      I think you are still thinking too hard about the author trying to make a statement with his ideas when it is quite obvious he was merely trying to throw weird and fandom trope supported (the heterophobia was surprisingly popular in S1 era) twists into the alternate realities. Not because they made sense but because it defined the world as different.

      You had the first 2 chapters as relatively close to canon so the rest got progressively wackier. Then he made the last chapter have a wacky story instead of world. That's all there is to it.

      You seem very hung up on anything that is not supposed to be taken seriously having to be charicaturized or comedic. It does not.

  7. As for 50 Shades, I have not read it myself so I do not know if it is a story with lots of sex or porn framed by a story. The former I would be OK with kids reading (I read at a university level when I was 12 so King, Koontz, Barker, Straub, Heinlein, Asimov, Clarke, Butler, Rice, etc. were my formative years. And I'm not completely fucked up so yeah! But the latter could give a kid the very wrong impression of things, not understanding that sexual obsession is a hormonal tide that comes and goes and one should not focus too much time around it. A lesson that too few in this fandom know. In more comprehensive it is apparent that these values are held by people who are more then the sum of their (naughty) parts. In porn, story or no, the focus is on titillation and the characters tend to become the plot themselves rather than those who define it. The objectification of a characterization can be head to distinguish for younger readers as I myself discovered when comparing the eroticism in Anne Rice's regular novels with her erotica. The contrast was obvious and startling, but many readers don't have such a distinct lesson, especially with high-speed internet allowing anyone to seek out their wildest fantasy without the temperance of understanding or earning it.

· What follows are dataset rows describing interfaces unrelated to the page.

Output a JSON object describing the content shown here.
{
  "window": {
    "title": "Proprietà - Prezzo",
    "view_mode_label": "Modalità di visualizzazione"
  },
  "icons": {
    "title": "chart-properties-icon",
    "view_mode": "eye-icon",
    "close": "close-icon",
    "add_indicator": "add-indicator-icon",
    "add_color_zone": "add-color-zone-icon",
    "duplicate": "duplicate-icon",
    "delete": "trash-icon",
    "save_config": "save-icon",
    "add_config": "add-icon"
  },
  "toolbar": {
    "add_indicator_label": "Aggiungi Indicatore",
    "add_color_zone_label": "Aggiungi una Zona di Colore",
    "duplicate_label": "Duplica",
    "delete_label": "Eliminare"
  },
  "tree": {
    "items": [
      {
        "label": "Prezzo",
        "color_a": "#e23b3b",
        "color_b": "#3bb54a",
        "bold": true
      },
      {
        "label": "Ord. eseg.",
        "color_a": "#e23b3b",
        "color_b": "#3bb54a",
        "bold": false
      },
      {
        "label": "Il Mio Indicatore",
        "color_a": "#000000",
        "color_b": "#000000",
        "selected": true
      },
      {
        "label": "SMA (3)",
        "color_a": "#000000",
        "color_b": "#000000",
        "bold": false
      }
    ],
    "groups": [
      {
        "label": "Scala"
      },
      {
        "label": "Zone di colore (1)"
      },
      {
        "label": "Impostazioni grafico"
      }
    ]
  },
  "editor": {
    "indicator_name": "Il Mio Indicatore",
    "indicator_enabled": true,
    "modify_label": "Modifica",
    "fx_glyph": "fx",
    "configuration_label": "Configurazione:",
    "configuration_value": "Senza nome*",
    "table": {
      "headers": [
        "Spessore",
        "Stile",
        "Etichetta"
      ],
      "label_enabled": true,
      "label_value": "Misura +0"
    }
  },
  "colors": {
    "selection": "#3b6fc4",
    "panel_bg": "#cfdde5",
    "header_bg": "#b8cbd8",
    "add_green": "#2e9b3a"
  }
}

    1. Anne Rice wrote actual erotica?! Considering how I reacted to The Vampire Armand in high school, I think that would be a bit much for me to handle

    2. Oh god. Armand. Marius was such a perv...

      Not a kinky as Lestat drinking that nun's period while eating her out at the end of Memnoch The Devil though...

      And nowhere near as depraved as the Witches series.

      But yeah, she wrote The Claiming of Sleeping Beauty (trilogy) of bdsm erotica under a pseudonym, as well a a novel called Belinda under another pseudonym.

    3. Ick, don't remind me of the nun! I'll never understand why Anne Rice had to ruin things with the straight stuff. Just gross

      Never read Mayfair Witches. Was that series any good? Only Rice work I've read outside The Vampire Chronicles was Christ the Lord: Out of Egypt, which I guess is being adapted to film soon

    4. In my opinion her only truly good books were the original vampire trilogy. Interview, Lestat, Damned.

      Mayfair is her really creepy grimdark series. I do not like it at all.

      I recommend Servant of the Bones. It is by far her least fucked up book.

      But srsly. Nearly everyone in the vampire books is bisexual. If I don't squick over the gay, try not to squick over the straight.